TASK BRIEF
Looking at the listing, state how many of its lines contain the string "icon". Write only the number.

# # #

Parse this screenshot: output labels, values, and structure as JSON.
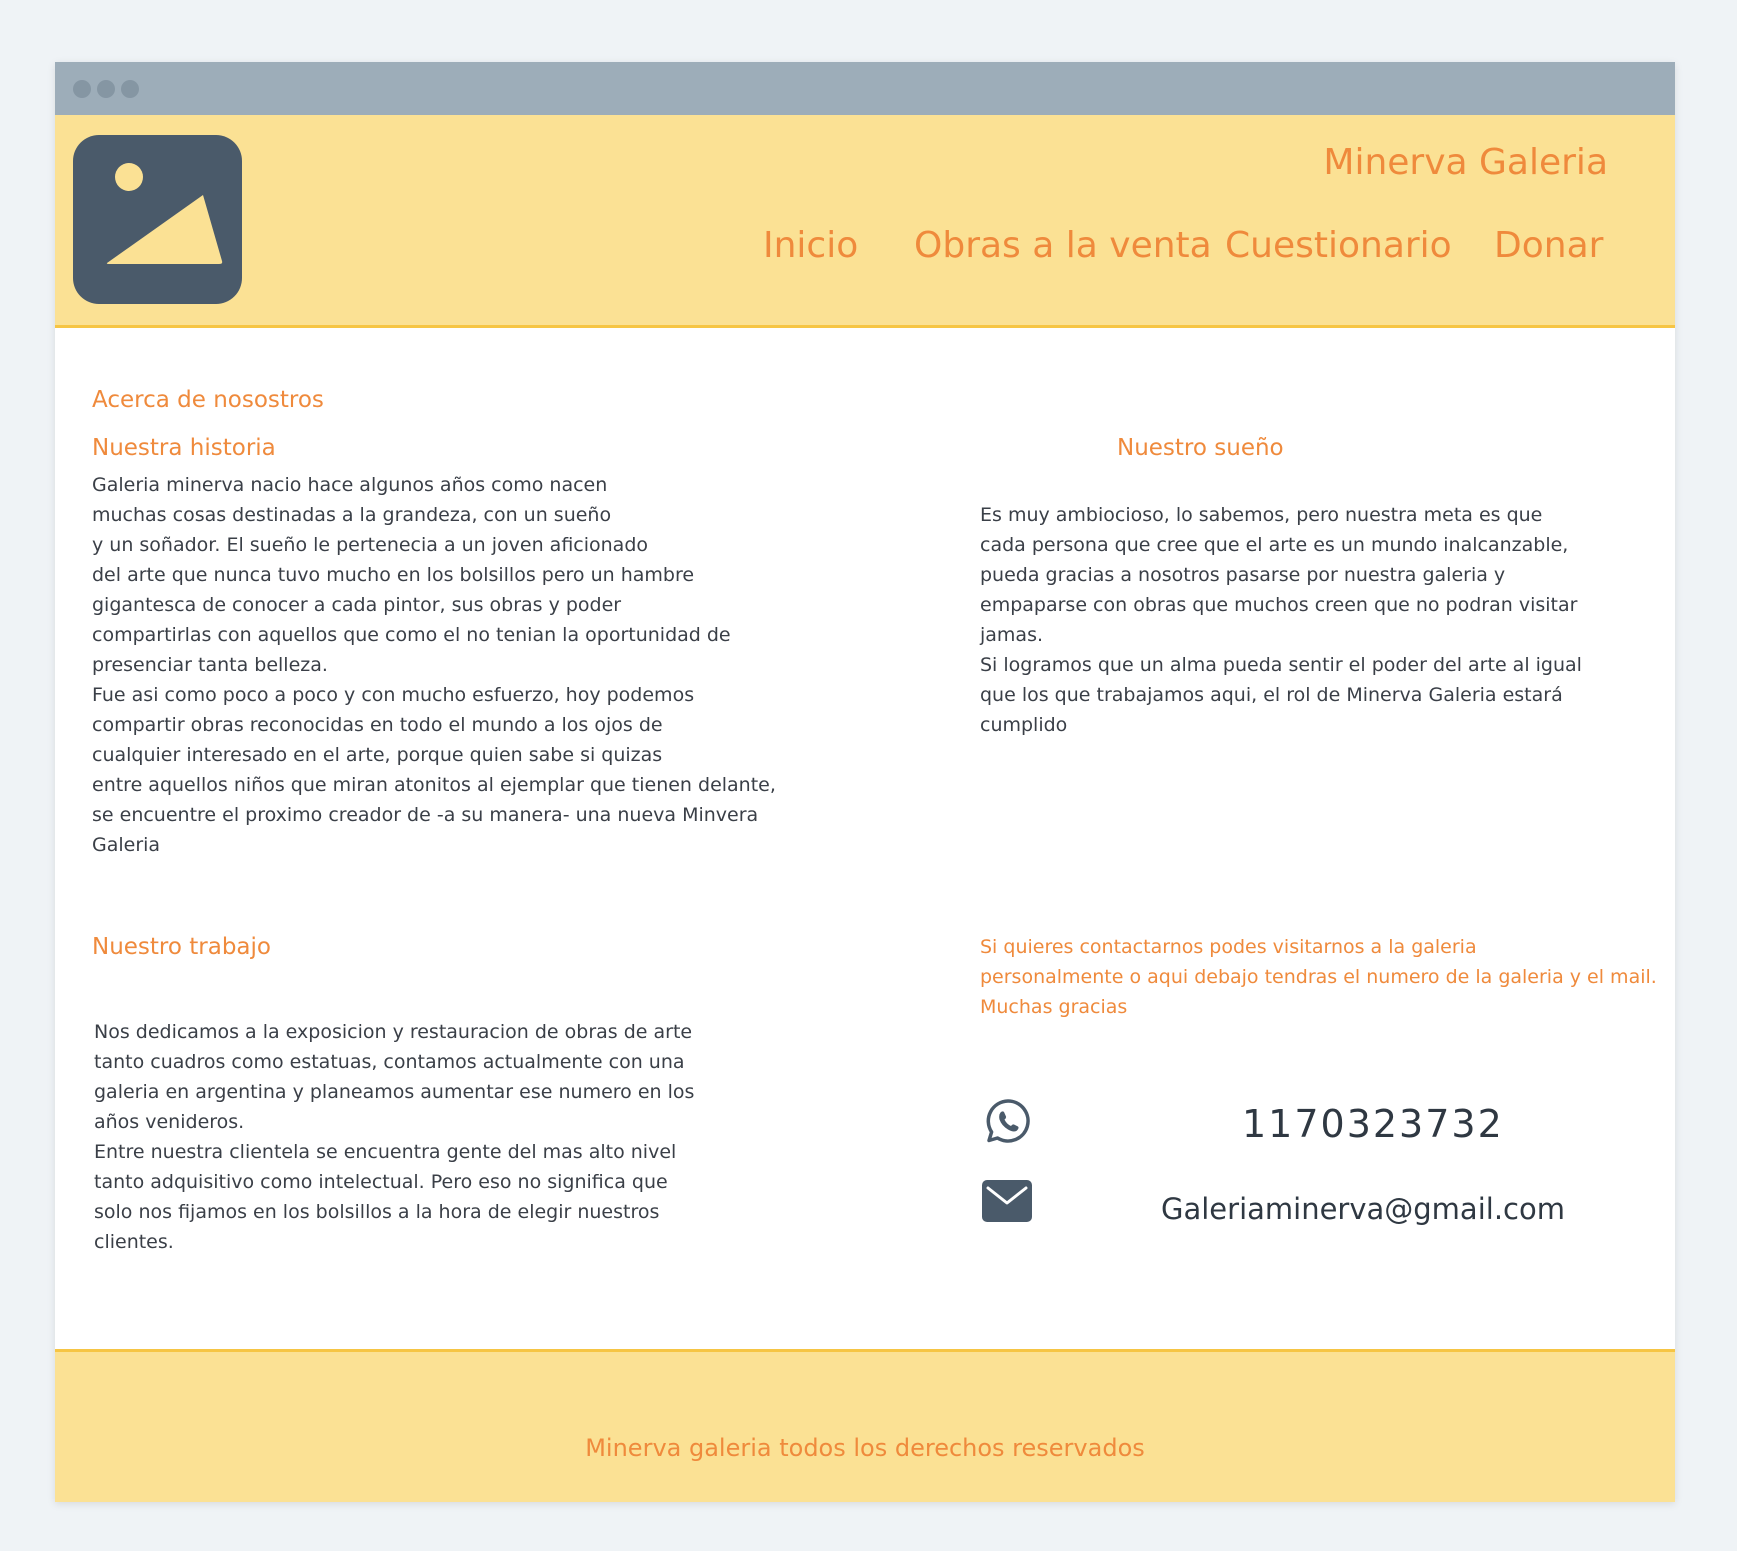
{
  "header": {
    "site_title": "Minerva Galeria",
    "logo_icon": "image-placeholder-icon",
    "nav": [
      {
        "label": "Inicio"
      },
      {
        "label": "Obras a la venta"
      },
      {
        "label": "Cuestionario"
      },
      {
        "label": "Donar"
      }
    ]
  },
  "about": {
    "heading": "Acerca de nosostros",
    "history": {
      "title": "Nuestra historia",
      "text": "Galeria minerva nacio hace algunos años como nacen\nmuchas cosas destinadas a la grandeza, con un sueño\ny un soñador. El sueño le pertenecia a un joven aficionado\ndel arte que nunca tuvo mucho en los bolsillos pero un hambre\ngigantesca de conocer a cada pintor, sus obras y poder\ncompartirlas con aquellos que como el no tenian la oportunidad de\npresenciar tanta belleza.\nFue asi como poco a poco y con mucho esfuerzo, hoy podemos\ncompartir obras reconocidas en todo el mundo a los ojos de\ncualquier interesado en el arte, porque quien sabe si quizas\nentre aquellos niños que miran atonitos al ejemplar que tienen delante,\nse encuentre el proximo creador de -a su manera- una nueva Minvera\nGaleria"
    },
    "dream": {
      "title": "Nuestro sueño",
      "text": "Es muy ambiocioso, lo sabemos, pero nuestra meta es que\ncada persona que cree que el arte es un mundo inalcanzable,\npueda gracias a nosotros pasarse por nuestra galeria y\nempaparse con obras que muchos creen que no podran visitar\njamas.\nSi logramos que un alma pueda sentir el poder del arte al igual\nque los que trabajamos aqui, el rol de Minerva Galeria estará\ncumplido"
    },
    "work": {
      "title": "Nuestro trabajo",
      "text": "Nos dedicamos a la exposicion y restauracion de obras de arte\ntanto cuadros como estatuas, contamos actualmente con una\ngaleria en argentina y planeamos aumentar ese numero en los\naños venideros.\nEntre nuestra clientela se encuentra gente del mas alto nivel\ntanto adquisitivo como intelectual. Pero eso no significa que\nsolo nos fijamos en los bolsillos a la hora de elegir nuestros\nclientes."
    }
  },
  "contact": {
    "message": "Si quieres contactarnos podes visitarnos a la galeria\npersonalmente o aqui debajo tendras el numero de la galeria y el mail.\nMuchas gracias",
    "phone_icon": "whatsapp-icon",
    "phone": "1170323732",
    "email_icon": "envelope-icon",
    "email": "Galeriaminerva@gmail.com"
  },
  "footer": {
    "text": "Minerva galeria todos los derechos reservados"
  },
  "colors": {
    "accent": "#ef8a3c",
    "header_bg": "#fbe194",
    "border": "#f6c544",
    "logo_bg": "#4a5a6a"
  }
}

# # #

THE COMPLETED TASK
3